Past meetings‎ > ‎2012‎ > ‎

2012/07 - Gardens and growing food

July Meeting – gardening and food growing

Davo, Sarah and Gina met with James Adams from Growing Streets to talk about growing food and gardening.

James suggested that the Garden Organic website –   on what to do now was a good place to look at what can be grown for each season of the year.

Some vegetables suitable to plant this late in the summer are:

Radishes, broccoli, runner beans, carrots and rocket.


We discussed how best deal with the different insects that affect food growing and how best to deal with them.

Carrots – put over 1 foot off the ground to avoid carrot fly – as they are low-flying insects.

Beans – black fly – either pinch the new growing tips back as this is what black fly is attracted to – or wash with dilute washing up liquid.

Slugs – Put copper tape around pots to stop slugs climbing.  Egg shells – but large not small fragments of egg shell  or coffee grounds make a good barrier to slugs.

What is worth growing if you take into account cost effectiveness and size of crop?

Mainly salad items – lettuce, rocket, tomatoes, radishes,

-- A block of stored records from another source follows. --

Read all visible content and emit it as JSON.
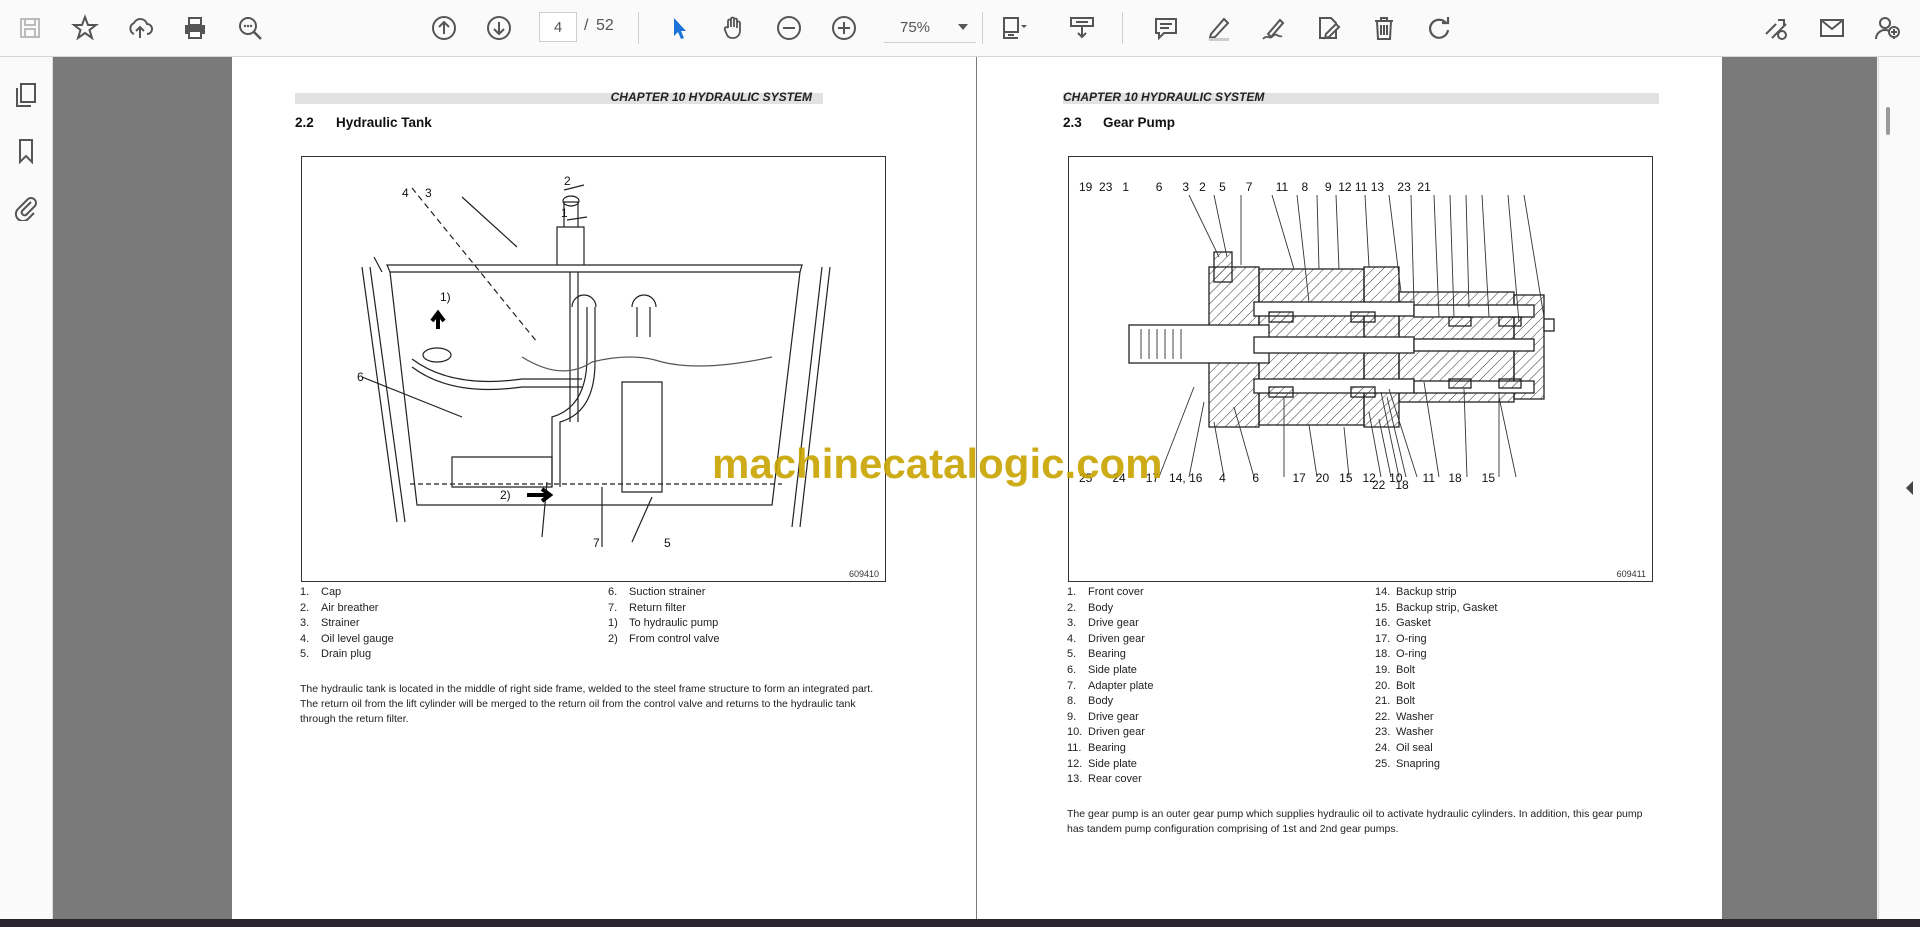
{
  "toolbar": {
    "current_page": "4",
    "page_separator": "/",
    "total_pages": "52",
    "zoom": "75%"
  },
  "watermark": "machinecatalogic.com",
  "left_page": {
    "chapter": "CHAPTER 10 HYDRAULIC SYSTEM",
    "section_no": "2.2",
    "section_title": "Hydraulic Tank",
    "figure_no": "609410",
    "callouts": [
      "1",
      "2",
      "3",
      "4",
      "5",
      "6",
      "7",
      "1)",
      "2)"
    ],
    "legend_col1": [
      {
        "n": "1.",
        "t": "Cap"
      },
      {
        "n": "2.",
        "t": "Air breather"
      },
      {
        "n": "3.",
        "t": "Strainer"
      },
      {
        "n": "4.",
        "t": "Oil level gauge"
      },
      {
        "n": "5.",
        "t": "Drain plug"
      }
    ],
    "legend_col2": [
      {
        "n": "6.",
        "t": "Suction strainer"
      },
      {
        "n": "7.",
        "t": "Return filter"
      },
      {
        "n": "1)",
        "t": "To hydraulic pump"
      },
      {
        "n": "2)",
        "t": "From control valve"
      }
    ],
    "paragraph": "The hydraulic tank is located in the middle of right side frame, welded to the steel frame structure to form an integrated part. The return oil from the lift cylinder will be merged to the return oil from the control valve and returns to the hydraulic tank through the return filter."
  },
  "right_page": {
    "chapter": "CHAPTER 10 HYDRAULIC SYSTEM",
    "section_no": "2.3",
    "section_title": "Gear Pump",
    "figure_no": "609411",
    "top_callouts": "19  23   1        6      3   2    5      7       11    8     9  12 11 13    23  21",
    "bottom_callouts": "25      24      17   14, 16     4        6          17   20   15   12    10      11    18      15",
    "bottom_callouts_low": "22   18",
    "legend_col1": [
      {
        "n": "1.",
        "t": "Front cover"
      },
      {
        "n": "2.",
        "t": "Body"
      },
      {
        "n": "3.",
        "t": "Drive gear"
      },
      {
        "n": "4.",
        "t": "Driven gear"
      },
      {
        "n": "5.",
        "t": "Bearing"
      },
      {
        "n": "6.",
        "t": "Side plate"
      },
      {
        "n": "7.",
        "t": "Adapter plate"
      },
      {
        "n": "8.",
        "t": "Body"
      },
      {
        "n": "9.",
        "t": "Drive gear"
      },
      {
        "n": "10.",
        "t": "Driven gear"
      },
      {
        "n": "11.",
        "t": "Bearing"
      },
      {
        "n": "12.",
        "t": "Side plate"
      },
      {
        "n": "13.",
        "t": "Rear cover"
      }
    ],
    "legend_col2": [
      {
        "n": "14.",
        "t": "Backup strip"
      },
      {
        "n": "15.",
        "t": "Backup strip, Gasket"
      },
      {
        "n": "16.",
        "t": "Gasket"
      },
      {
        "n": "17.",
        "t": "O-ring"
      },
      {
        "n": "18.",
        "t": "O-ring"
      },
      {
        "n": "19.",
        "t": "Bolt"
      },
      {
        "n": "20.",
        "t": "Bolt"
      },
      {
        "n": "21.",
        "t": "Bolt"
      },
      {
        "n": "22.",
        "t": "Washer"
      },
      {
        "n": "23.",
        "t": "Washer"
      },
      {
        "n": "24.",
        "t": "Oil seal"
      },
      {
        "n": "25.",
        "t": "Snapring"
      }
    ],
    "paragraph": "The gear pump is an outer gear pump which supplies hydraulic oil to activate hydraulic cylinders. In addition, this gear pump has tandem pump configuration comprising of 1st and 2nd gear pumps."
  }
}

We talked about growing herbs – James will update on a Gardeners World suggestion for a 3 tier herb garden. Put dry, Mediterranean herbs (e.g. coriander) in the smallest pot at the top, put this on top of a larger pot, with another, larger pot at the bottom (update: more details below)

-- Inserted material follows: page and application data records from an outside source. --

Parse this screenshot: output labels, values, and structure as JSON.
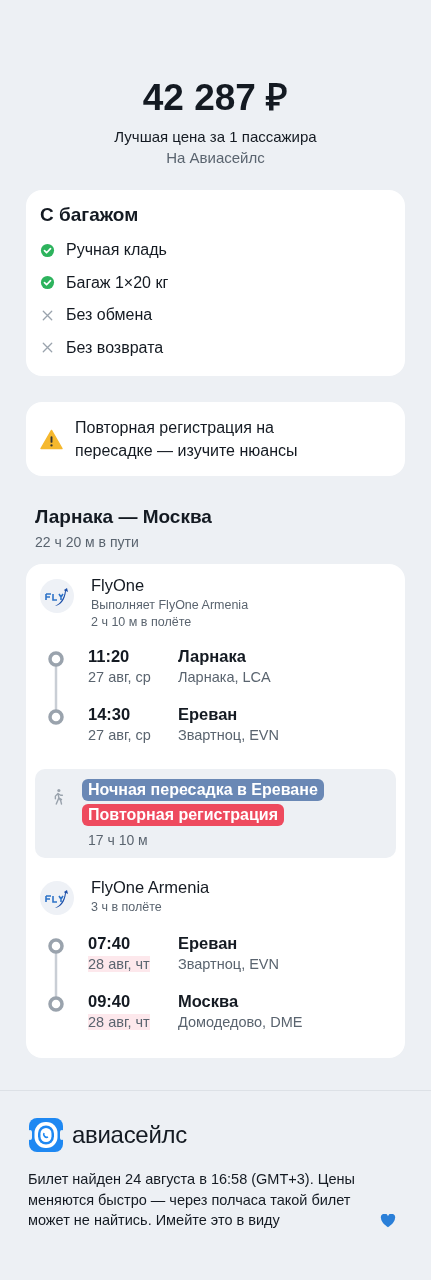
{
  "price": {
    "amount": "42 287 ₽",
    "caption": "Лучшая цена за 1 пассажира",
    "source": "На Авиасейлс"
  },
  "baggage": {
    "title": "С багажом",
    "items": [
      {
        "label": "Ручная кладь",
        "included": true
      },
      {
        "label": "Багаж 1×20 кг",
        "included": true
      },
      {
        "label": "Без обмена",
        "included": false
      },
      {
        "label": "Без возврата",
        "included": false
      }
    ]
  },
  "warning": {
    "text": "Повторная регистрация на пересадке — изучите нюансы"
  },
  "route": {
    "title": "Ларнака — Москва",
    "duration": "22 ч 20 м в пути"
  },
  "segments": [
    {
      "kind": "flight",
      "airline": "FlyOne",
      "operator": "Выполняет FlyOne Armenia",
      "flight_time": "2 ч 10 м в полёте",
      "stops": [
        {
          "time": "11:20",
          "date": "27 авг, ср",
          "next_day": false,
          "city": "Ларнака",
          "airport": "Ларнака, LCA"
        },
        {
          "time": "14:30",
          "date": "27 авг, ср",
          "next_day": false,
          "city": "Ереван",
          "airport": "Звартноц, EVN"
        }
      ]
    },
    {
      "kind": "layover",
      "tags": [
        {
          "label": "Ночная пересадка в Ереване",
          "color": "#6a88b5"
        },
        {
          "label": "Повторная регистрация",
          "color": "#ee4a5e"
        }
      ],
      "duration": "17 ч 10 м"
    },
    {
      "kind": "flight",
      "airline": "FlyOne Armenia",
      "flight_time": "3 ч в полёте",
      "stops": [
        {
          "time": "07:40",
          "date": "28 авг, чт",
          "next_day": true,
          "city": "Ереван",
          "airport": "Звартноц, EVN"
        },
        {
          "time": "09:40",
          "date": "28 авг, чт",
          "next_day": true,
          "city": "Москва",
          "airport": "Домодедово, DME"
        }
      ]
    }
  ],
  "footer": {
    "brand": "авиасейлс",
    "note": "Билет найден 24 августа в 16:58 (GMT+3). Цены меняются быстро — через полчаса такой билет может не найтись. Имейте это в виду"
  }
}
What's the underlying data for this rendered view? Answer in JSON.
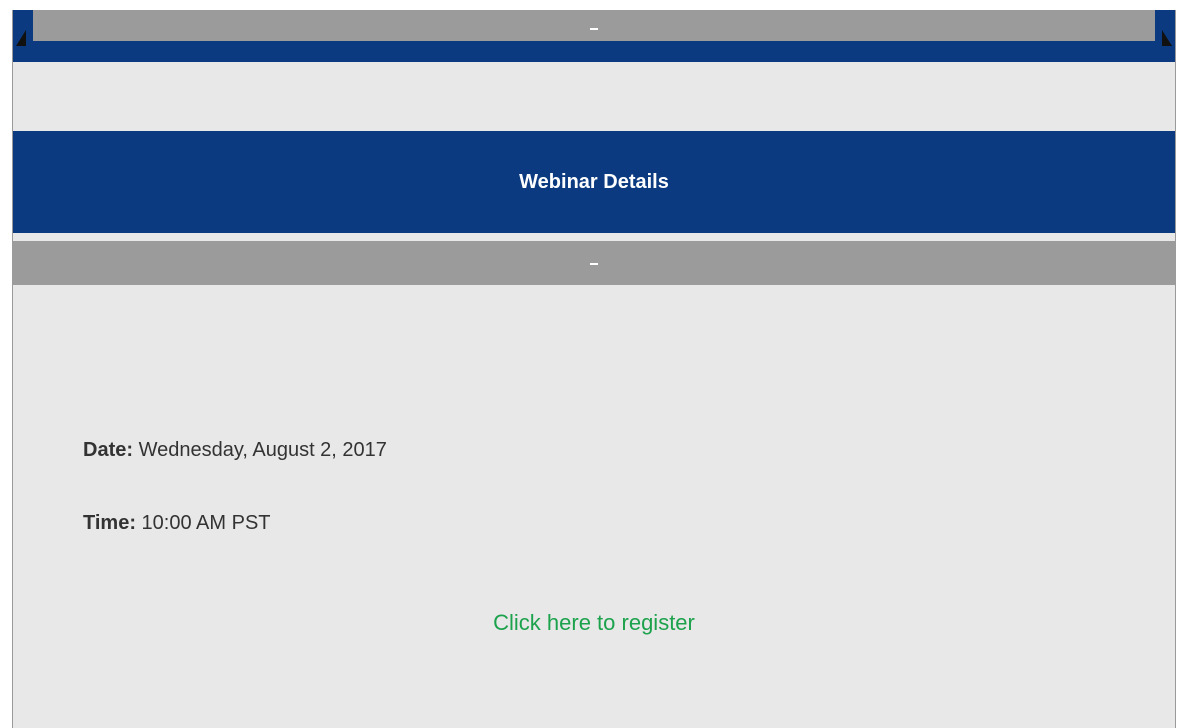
{
  "header": {
    "title": "Webinar Details"
  },
  "details": {
    "date_label": "Date:",
    "date_value": "Wednesday, August 2, 2017",
    "time_label": "Time:",
    "time_value": "10:00 AM PST"
  },
  "register": {
    "label": "Click here to register"
  },
  "colors": {
    "brand_blue": "#0b3a80",
    "band_gray": "#9b9b9b",
    "panel_bg": "#e8e8e8",
    "link_green": "#1ca24c"
  }
}
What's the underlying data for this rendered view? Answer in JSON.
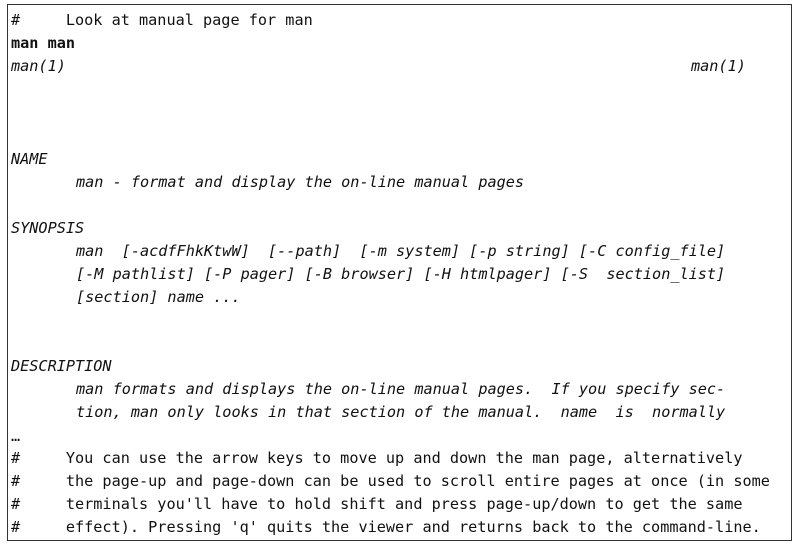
{
  "comment_top": "#     Look at manual page for man",
  "command": "man man",
  "header": {
    "left": "man(1)",
    "right": "man(1)"
  },
  "sections": {
    "name": {
      "title": "NAME",
      "lines": [
        "man - format and display the on-line manual pages"
      ]
    },
    "synopsis": {
      "title": "SYNOPSIS",
      "lines": [
        "man  [-acdfFhkKtwW]  [--path]  [-m system] [-p string] [-C config_file]",
        "[-M pathlist] [-P pager] [-B browser] [-H htmlpager] [-S  section_list]",
        "[section] name ..."
      ]
    },
    "description": {
      "title": "DESCRIPTION",
      "lines": [
        "man formats and displays the on-line manual pages.  If you specify sec-",
        "tion, man only looks in that section of the manual.  name  is  normally"
      ]
    }
  },
  "ellipsis": "…",
  "comment_bottom": [
    "#     You can use the arrow keys to move up and down the man page, alternatively",
    "#     the page-up and page-down can be used to scroll entire pages at once (in some",
    "#     terminals you'll have to hold shift and press page-up/down to get the same",
    "#     effect). Pressing 'q' quits the viewer and returns back to the command-line."
  ]
}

Coriander – keep inside until about May and should then thrive outside.

Courgettes – James suggested using F1 – a form of self-pollinating (I think thats right) courgette which is the best sort to use.

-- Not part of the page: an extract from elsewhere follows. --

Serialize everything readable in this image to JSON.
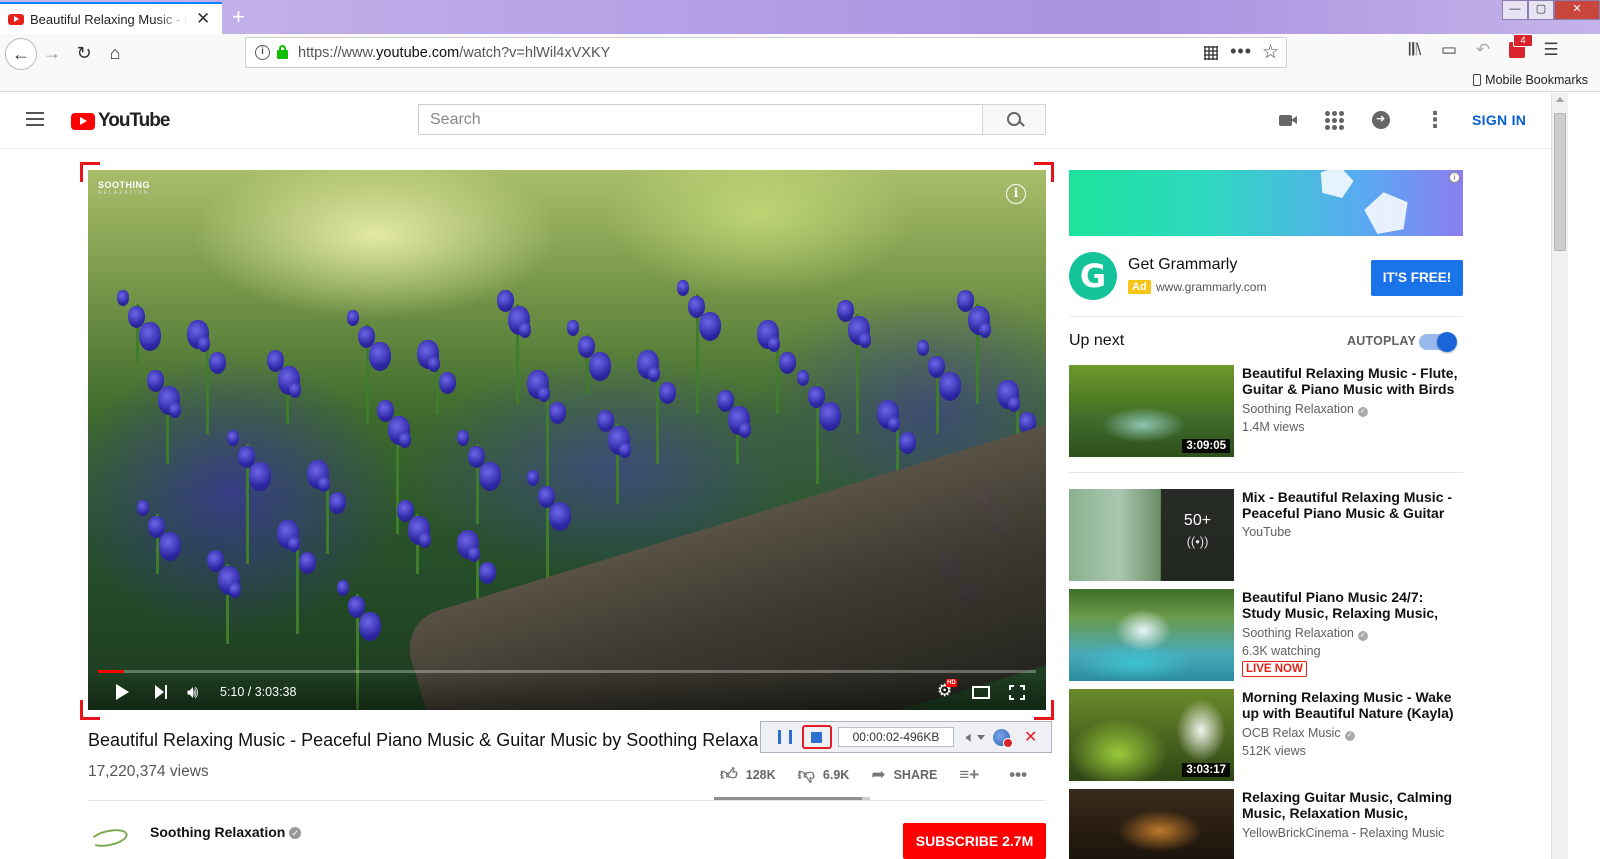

Plant feed – you can make your own by using comfrey and nettle and boiling together.  This produces a good balance food for all plants.

We discussed seed saving  - and James suggested tomato seeds as a viable option – just clean off the seeds and dry thoroughly.

Bees - try planting a few bee-friendly flowers such as lavender or a wild flower seed mix (there is a long list of suggestions on the British Beekeeper's Association website - click on the download link on the left)

Reuse - why not try using supermarket plastic fruit trays as seed trays? Or make your own bio-degradable plant pots from 2 sheets of newspaper - roll them around a toilet roll middle to form the shape, then fold the end in? Or cut a hole in the side of a plastic 2-litre drink bottle, put some compost in the bottom and use as a mini-greenhouse?

3 tier herb planter taken from July's Gardener's World magazine (there didn't seem to be an online version to link to):

  • top tier: thyme - compost with a little added grit (to improve drainage)
  • middle tier: chives - compost
  • bottom tier: parsley - compost with drainage material in the bottom
  • The completed pot should be placed somewhere where it will get sun for at least half the day
Combinations of herbs in pots (can be in the same pot)
  • Full sun - rosemary, thyme, oregano
  • semi-shade - parsley, chives, mint